Four decades of high incarceration rates in the U.S. are “destroying families and communities, especially those that are already vulnerable to health disparities, violence and lack of opportunities,” according to a September 2015 report led by the Ella Baker Center for Human Rights. The effects of mass incarceration, the report continues, endure “for generations and are felt most deeply by women, low-income families and communities of color.”
Nearly one in every 100 American adults is currently behind bars, a rate 5 to 10 times higher than in Western Europe and other democracies, according to a 2014 National Academy of Sciences, The Growth of Incarceration in the United States. The annual cost of incarceration in the U.S. is about $80 billion, topping spending on housing, transportation and higher education, according to the Ella Baker Center report, entitled Who Pays?: The True Cost of Incarceration on Families.
About 2.7 million minors in the U.S. have at least one parent in prison, according to the Pew Center on the States’ report Collateral Costs: Incarceration’s Effect on Economic Mobility. The rate of children who have a parent in prison differs dramatically by race. More than 11 percent of Black children and 3.5 percent of Hispanic children have at least one incarcerated parent, compared to 1.8 percent of White children.
Nearly a third of the incarcerated individuals surveyed said their imprisonment hurt their parent-child relationship or that imprisonment caused separation or divorce in their families. Research shows that longer sentences increased the likelihood of dissolution of relationships. However, the same research also shows that when families kept in contact through regular visits and phone calls, their relationships became stronger, and they stayed together.
The True Cost of Incarceration on Families reports that nearly two-thirds of respondents with an incarcerated family member were unable to meet their family’s basic needs. Respondents cited significant costs related to phone calls and visits about one-third of the time. The Prison Policy Initiative estimates that added telephone fees constituted more than one-third of the annual $1 billion that families pay to call family members in prison.
Healthy family relationships and economic stability have been shown to reduce recidivism, according to The True Cost of Incarceration on Families.
|“More than half of people in U.S. jails and prisons have mental health issues”|
More than half of people in U.S. jails and prisons have mental health issues, and “these issues are often exacerbated during imprisonment because prisons and jails are unequipped to provide adequate or appropriate health services and treatment,” the report reads. “Participants shared that health impacts in their families were intergenerational and sometimes had the most severe consequences for children of incarcerated parents.”
More than three-fourths of survey respondents said finding work after prison was “very difficult or nearly impossible.” A 20-year longitudinal study, for example, found that prison time reduced an employee’s wages by up to 20 percent.
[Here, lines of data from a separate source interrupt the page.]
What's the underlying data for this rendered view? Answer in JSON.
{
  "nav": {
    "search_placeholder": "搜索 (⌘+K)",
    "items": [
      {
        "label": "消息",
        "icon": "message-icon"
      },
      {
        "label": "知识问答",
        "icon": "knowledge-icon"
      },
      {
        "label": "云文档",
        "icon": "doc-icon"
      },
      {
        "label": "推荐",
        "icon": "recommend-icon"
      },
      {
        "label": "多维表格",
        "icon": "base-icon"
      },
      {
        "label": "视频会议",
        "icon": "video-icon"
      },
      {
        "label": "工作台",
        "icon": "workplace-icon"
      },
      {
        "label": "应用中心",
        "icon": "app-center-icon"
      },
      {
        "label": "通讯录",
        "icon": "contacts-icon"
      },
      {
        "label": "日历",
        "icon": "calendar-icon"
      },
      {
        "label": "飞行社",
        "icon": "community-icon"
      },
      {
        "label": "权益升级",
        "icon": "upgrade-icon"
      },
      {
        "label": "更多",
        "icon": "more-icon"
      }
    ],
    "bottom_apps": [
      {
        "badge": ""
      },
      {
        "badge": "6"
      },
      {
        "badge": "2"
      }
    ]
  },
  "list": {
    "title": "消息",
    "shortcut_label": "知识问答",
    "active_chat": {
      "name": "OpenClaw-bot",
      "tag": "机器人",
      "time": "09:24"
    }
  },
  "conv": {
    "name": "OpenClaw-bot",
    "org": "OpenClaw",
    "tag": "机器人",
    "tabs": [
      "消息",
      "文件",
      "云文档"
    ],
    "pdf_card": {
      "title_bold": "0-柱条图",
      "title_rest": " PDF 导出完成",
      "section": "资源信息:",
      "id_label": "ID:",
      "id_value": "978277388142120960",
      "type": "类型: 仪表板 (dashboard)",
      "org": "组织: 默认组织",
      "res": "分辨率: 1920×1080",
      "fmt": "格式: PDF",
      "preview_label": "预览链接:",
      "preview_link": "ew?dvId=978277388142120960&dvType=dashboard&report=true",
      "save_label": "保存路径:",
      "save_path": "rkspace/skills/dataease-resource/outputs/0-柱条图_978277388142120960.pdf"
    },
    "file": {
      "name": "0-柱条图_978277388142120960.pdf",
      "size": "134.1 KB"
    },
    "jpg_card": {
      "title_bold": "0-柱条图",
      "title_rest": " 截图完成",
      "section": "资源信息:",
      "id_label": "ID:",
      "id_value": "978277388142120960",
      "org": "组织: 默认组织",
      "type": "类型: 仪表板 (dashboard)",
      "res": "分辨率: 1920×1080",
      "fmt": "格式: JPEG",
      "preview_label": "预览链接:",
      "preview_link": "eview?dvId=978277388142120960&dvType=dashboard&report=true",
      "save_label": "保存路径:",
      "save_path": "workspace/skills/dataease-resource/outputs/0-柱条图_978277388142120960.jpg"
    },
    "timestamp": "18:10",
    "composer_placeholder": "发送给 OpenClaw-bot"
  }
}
More than one in five survey respondents reported that their conviction had resulted directly in a denial of some type of public assistance, such as general assistance, housing or nutrition assistance through federal programs like Temporary Assistance for Needy Families (TANF) and Supplemental Nutrition Assistance Program (SNAP). Nearly one-third of those denied had families with children and said that they most often were denied food stamps.
According to the National Institute of Justice Collateral Consequences Inventory, there are more than 44,000 federal, state and local restrictions placed on people with a criminal conviction, including licensing bans, street vending and cab driving.